┏━━
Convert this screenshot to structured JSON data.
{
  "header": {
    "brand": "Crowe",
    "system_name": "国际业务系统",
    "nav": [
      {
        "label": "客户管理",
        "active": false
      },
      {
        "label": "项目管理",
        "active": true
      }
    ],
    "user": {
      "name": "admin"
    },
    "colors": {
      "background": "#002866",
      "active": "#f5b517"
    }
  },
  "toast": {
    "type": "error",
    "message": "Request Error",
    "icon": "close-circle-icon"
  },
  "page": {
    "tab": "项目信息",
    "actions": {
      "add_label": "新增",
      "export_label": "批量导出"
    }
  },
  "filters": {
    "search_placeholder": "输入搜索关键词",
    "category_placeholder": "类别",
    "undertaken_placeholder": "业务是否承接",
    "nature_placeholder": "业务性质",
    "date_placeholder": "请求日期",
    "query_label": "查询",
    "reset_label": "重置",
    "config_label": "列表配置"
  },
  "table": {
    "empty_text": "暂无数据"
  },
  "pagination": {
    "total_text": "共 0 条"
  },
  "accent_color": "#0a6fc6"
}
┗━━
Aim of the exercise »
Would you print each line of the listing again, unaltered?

Result of the exercise »
Convert this screenshot to structured JSON data.
{
  "header": {
    "brand": "Crowe",
    "system_name": "国际业务系统",
    "nav": [
      {
        "label": "客户管理",
        "active": false
      },
      {
        "label": "项目管理",
        "active": true
      }
    ],
    "user": {
      "name": "admin"
    },
    "colors": {
      "background": "#002866",
      "active": "#f5b517"
    }
  },
  "toast": {
    "type": "error",
    "message": "Request Error",
    "icon": "close-circle-icon"
  },
  "page": {
    "tab": "项目信息",
    "actions": {
      "add_label": "新增",
      "export_label": "批量导出"
    }
  },
  "filters": {
    "search_placeholder": "输入搜索关键词",
    "category_placeholder": "类别",
    "undertaken_placeholder": "业务是否承接",
    "nature_placeholder": "业务性质",
    "date_placeholder": "请求日期",
    "query_label": "查询",
    "reset_label": "重置",
    "config_label": "列表配置"
  },
  "table": {
    "empty_text": "暂无数据"
  },
  "pagination": {
    "total_text": "共 0 条"
  },
  "accent_color": "#0a6fc6"
}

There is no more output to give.